Meanwhile, Afghans who had fled during the Soviet war, civil war, and Taliban regime began to trickle back into the country only to find their homes or family land occupied by squatters or people connected to high-level government officials or warlords. To make matters even more complicated, some power brokers and warlords who had seized land paid bribes to put the properties into their names, making it all but impossible for the original owner to reclaim them.
Fast forward to international troop reduction
Without the presence of international forces to act as a buffer, many of the ongoing disputes over land could easily erupt into violence, says Muhammad Hassan Haqyar, an independent political analyst in Kabul.
“When the international community withdraws and there is a weak government, there will be more fighting and bloodshed over land disputes,” he says. “This is a really corrupt government. Right now, if someone bribes the government enough, they can even get the deed to the presidential palace.”
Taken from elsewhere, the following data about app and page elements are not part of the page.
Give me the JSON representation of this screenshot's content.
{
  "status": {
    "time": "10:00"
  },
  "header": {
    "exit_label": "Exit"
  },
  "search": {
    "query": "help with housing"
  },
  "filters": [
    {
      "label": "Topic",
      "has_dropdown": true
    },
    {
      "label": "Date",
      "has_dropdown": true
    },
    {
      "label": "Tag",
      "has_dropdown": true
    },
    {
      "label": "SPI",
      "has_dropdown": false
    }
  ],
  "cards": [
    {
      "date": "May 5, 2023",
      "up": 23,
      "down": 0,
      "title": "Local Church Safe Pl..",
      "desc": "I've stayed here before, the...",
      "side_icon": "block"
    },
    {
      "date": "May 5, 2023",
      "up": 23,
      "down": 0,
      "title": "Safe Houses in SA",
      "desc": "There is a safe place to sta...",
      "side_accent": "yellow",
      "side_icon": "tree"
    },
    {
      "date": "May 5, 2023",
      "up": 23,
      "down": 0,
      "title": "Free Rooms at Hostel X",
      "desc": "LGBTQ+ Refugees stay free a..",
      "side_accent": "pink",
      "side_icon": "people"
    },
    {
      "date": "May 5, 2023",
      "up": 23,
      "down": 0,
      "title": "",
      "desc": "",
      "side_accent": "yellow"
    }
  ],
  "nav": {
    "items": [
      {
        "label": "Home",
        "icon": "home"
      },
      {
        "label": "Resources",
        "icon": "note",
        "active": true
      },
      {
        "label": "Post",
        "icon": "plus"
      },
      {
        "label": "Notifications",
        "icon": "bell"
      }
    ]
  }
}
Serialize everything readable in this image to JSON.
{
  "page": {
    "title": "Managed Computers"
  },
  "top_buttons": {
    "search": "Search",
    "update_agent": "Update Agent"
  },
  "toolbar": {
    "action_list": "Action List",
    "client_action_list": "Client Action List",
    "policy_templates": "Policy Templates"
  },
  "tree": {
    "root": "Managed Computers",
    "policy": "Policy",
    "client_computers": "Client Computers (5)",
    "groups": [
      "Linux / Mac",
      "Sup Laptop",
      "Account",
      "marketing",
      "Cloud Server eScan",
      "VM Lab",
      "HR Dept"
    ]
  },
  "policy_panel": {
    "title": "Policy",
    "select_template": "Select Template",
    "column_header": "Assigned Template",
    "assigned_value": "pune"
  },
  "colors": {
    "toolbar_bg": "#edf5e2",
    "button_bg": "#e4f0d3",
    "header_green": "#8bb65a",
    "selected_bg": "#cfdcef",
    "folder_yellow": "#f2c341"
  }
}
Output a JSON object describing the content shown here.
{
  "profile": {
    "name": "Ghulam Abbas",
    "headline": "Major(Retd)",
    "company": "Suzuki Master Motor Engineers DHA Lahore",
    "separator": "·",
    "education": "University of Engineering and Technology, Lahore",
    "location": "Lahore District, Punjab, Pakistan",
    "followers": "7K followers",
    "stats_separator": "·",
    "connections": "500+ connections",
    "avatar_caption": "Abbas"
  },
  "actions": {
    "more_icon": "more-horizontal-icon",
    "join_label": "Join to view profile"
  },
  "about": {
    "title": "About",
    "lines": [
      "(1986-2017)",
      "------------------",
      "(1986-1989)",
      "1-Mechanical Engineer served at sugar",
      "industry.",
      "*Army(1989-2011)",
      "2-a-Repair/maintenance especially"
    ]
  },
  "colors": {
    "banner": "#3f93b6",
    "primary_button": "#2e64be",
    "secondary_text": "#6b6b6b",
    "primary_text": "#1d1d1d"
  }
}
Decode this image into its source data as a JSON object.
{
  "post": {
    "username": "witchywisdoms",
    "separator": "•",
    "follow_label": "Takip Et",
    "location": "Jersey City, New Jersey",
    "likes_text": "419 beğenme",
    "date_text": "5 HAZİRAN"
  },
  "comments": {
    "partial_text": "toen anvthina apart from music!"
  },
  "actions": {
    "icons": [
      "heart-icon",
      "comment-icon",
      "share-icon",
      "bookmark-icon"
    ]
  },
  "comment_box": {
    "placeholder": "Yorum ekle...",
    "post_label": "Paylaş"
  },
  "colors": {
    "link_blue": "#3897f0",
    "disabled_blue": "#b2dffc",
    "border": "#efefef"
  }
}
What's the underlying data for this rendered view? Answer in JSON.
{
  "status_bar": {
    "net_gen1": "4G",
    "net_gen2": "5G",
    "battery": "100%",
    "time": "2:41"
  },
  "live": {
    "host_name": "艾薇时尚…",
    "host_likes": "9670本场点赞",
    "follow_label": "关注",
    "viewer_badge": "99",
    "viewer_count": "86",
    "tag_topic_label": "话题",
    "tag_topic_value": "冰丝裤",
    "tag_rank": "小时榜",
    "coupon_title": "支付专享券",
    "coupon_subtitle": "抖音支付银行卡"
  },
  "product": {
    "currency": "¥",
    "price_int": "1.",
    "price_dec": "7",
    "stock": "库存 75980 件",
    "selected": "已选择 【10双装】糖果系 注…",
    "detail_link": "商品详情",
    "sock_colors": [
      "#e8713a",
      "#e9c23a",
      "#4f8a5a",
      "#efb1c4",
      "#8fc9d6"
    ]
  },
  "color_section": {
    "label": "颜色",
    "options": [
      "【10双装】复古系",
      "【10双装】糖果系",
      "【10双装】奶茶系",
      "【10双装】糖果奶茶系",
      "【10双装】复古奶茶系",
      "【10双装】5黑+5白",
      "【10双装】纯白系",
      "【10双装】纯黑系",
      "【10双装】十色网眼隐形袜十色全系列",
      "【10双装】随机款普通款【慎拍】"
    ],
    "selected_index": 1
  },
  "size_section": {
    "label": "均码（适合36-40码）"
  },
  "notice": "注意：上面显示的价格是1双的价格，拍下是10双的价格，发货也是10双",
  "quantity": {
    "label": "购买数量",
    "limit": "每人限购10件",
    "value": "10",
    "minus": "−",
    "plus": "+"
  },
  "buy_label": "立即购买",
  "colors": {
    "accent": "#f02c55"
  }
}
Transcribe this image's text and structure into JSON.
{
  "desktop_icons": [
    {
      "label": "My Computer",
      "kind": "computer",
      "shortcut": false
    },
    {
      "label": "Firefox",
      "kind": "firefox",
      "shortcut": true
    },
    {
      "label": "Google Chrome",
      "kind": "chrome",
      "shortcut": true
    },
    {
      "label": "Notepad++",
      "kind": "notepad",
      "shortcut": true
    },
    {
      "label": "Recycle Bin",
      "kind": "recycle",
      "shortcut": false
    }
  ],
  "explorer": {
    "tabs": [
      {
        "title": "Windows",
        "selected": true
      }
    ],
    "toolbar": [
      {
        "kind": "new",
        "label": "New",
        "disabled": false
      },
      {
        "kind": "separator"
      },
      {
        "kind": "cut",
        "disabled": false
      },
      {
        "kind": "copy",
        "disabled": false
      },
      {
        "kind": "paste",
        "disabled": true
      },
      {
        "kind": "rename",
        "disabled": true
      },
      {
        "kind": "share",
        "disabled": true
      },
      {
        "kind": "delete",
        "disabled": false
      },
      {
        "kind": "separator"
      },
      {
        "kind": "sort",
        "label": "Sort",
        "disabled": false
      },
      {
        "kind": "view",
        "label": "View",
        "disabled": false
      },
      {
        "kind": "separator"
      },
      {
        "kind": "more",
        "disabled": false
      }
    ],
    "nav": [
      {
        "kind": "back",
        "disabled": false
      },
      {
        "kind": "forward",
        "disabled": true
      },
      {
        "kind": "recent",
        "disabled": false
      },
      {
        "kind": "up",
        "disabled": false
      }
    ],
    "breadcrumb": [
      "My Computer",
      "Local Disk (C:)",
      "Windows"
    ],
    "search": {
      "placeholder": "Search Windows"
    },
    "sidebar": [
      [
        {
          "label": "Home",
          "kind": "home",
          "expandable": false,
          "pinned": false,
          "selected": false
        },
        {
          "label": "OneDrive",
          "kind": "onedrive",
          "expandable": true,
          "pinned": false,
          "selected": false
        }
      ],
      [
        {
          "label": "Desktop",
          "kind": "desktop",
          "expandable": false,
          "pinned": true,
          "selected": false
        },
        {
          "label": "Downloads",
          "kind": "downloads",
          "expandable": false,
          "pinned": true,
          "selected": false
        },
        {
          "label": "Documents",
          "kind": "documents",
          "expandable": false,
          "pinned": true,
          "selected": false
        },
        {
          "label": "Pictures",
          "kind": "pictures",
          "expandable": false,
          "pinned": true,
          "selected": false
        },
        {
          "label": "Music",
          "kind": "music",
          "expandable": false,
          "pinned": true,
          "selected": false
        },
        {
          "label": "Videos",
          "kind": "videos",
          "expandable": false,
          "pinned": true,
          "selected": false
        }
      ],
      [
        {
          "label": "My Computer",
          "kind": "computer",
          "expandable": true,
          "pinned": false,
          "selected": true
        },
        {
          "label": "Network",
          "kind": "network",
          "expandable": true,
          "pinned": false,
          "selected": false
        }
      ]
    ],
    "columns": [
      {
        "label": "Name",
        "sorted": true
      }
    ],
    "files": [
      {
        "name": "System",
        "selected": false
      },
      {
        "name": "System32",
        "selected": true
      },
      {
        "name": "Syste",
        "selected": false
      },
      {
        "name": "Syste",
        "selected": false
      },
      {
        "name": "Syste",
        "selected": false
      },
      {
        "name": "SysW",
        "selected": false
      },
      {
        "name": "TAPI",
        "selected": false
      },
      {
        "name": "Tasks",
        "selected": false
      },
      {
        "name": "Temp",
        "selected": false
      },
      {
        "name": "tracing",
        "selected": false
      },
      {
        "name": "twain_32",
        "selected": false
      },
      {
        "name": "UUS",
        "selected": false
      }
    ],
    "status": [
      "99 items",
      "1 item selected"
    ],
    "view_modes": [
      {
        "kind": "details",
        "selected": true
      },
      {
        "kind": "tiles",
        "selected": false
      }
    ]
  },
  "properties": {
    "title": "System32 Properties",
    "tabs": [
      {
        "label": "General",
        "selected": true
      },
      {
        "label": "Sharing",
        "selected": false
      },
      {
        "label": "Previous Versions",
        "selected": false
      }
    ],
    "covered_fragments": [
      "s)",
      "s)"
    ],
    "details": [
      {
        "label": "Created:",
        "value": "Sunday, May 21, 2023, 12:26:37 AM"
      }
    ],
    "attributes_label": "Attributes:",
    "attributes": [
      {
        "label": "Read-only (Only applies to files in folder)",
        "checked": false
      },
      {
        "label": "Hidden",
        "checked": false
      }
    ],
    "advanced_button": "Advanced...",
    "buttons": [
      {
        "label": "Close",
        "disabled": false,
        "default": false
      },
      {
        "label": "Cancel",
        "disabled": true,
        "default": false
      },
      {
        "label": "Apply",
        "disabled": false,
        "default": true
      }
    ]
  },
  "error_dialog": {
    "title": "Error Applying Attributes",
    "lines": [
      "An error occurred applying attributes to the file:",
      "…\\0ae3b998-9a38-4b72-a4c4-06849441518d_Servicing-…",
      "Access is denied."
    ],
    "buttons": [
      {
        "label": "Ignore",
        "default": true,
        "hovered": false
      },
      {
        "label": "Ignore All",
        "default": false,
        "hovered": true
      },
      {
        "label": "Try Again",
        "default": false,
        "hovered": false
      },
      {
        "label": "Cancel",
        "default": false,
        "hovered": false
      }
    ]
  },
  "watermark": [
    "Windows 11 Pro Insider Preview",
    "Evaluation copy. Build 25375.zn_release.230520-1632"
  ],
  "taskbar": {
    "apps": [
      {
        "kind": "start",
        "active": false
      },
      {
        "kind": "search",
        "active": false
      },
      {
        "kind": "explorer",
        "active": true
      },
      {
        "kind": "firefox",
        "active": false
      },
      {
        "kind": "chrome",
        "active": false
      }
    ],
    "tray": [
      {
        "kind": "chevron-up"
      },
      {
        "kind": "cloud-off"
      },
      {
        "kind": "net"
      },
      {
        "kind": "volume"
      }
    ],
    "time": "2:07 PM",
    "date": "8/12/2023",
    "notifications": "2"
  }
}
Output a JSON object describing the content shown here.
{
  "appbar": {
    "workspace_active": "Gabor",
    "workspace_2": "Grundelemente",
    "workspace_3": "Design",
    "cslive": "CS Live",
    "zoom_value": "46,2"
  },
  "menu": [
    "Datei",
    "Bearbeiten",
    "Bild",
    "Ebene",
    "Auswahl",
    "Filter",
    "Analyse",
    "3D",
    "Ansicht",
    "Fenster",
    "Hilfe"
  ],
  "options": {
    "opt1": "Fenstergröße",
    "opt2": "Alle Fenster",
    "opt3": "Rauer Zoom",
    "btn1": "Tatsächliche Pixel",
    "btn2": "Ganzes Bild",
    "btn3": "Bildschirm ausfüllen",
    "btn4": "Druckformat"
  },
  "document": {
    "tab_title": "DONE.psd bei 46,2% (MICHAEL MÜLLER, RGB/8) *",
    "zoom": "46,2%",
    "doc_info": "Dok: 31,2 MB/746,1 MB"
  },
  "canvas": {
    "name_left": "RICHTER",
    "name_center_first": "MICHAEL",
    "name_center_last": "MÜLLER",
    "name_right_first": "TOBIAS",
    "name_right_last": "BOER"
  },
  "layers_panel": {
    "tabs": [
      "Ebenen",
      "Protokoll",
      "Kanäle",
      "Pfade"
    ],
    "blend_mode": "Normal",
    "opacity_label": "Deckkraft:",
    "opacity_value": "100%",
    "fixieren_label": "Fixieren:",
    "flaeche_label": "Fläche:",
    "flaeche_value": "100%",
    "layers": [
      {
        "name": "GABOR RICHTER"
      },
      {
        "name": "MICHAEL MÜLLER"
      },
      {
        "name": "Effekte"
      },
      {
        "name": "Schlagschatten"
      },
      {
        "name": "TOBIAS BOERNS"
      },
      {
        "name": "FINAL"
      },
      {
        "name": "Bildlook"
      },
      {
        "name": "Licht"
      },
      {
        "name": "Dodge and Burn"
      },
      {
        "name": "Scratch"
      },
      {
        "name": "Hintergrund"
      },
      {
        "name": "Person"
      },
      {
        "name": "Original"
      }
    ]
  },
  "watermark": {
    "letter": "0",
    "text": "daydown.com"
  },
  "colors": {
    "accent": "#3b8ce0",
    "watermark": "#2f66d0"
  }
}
In Kandahar, these disputes were pushed into the spotlight last month when a suicide bomber killed Mayor Ghulam Haider Hamidi. The attacker had come with a group of people who were angry with the mayor for demolishing homes they illegally constructed on government land.
While Gul Agha Sherzai was governor of Kandahar in 2001, he allegedly handed out large parcels of government land to his supporters – land that he lacked the authority to give away. The people he gave it to then divided and sold it and handed over the official deeds. Plots were bought and sold multiple times.
Earlier this year, Mr. Hamidi sprung the news on residents that the city of Kandahar was the actual owner of the land, and the municipality needed it for development so the city could expand. He gave them three months notice to evacuate before destroying several hundred homes.
Haji Mohammadullah, who paid $3,000 for his lot and built a house on it for another $3,000 (the average Afghan annual income is less than $1,000), was among those who bought land without knowing that it technically belonged to the Kandahar municipality. Before the demolition of his home, he went through a number of channels to save his home but none worked.
“This is intolerable for us and it’s possible that some people will turn to the insurgency because of this,” he says.
Role for strong government
Many Afghans say that only a strong government free of corruption can solve this problem. Right now, however, says Mr. Mohammadullah echoing a common sentiment in Afghanistan, “we’ve lost our trust in the government.”
The ease with which blood is shed in these conflicts, as shown by the assassination of the mayor, is of particular concern because of the long lasting tribal and family feuds they can create. In Afghanistan, especially among ethnic Pashtuns, few people are content to settle a conflict until they’ve taken revenge, which often leads to generational feuds.
Meanwhile, in Mirwais Mena, local resident Noor Mohammad stands near the gates of the village mosque watching other villagers dig graves for those killed in the night attack by Hassan and his men.
“This guy should be kicked out of the parliament. If the government arrests them [Qais Hassan and his brother Mirwais] and puts them in jail it will not be enough. We will get revenge,” says Mr. Mohammad.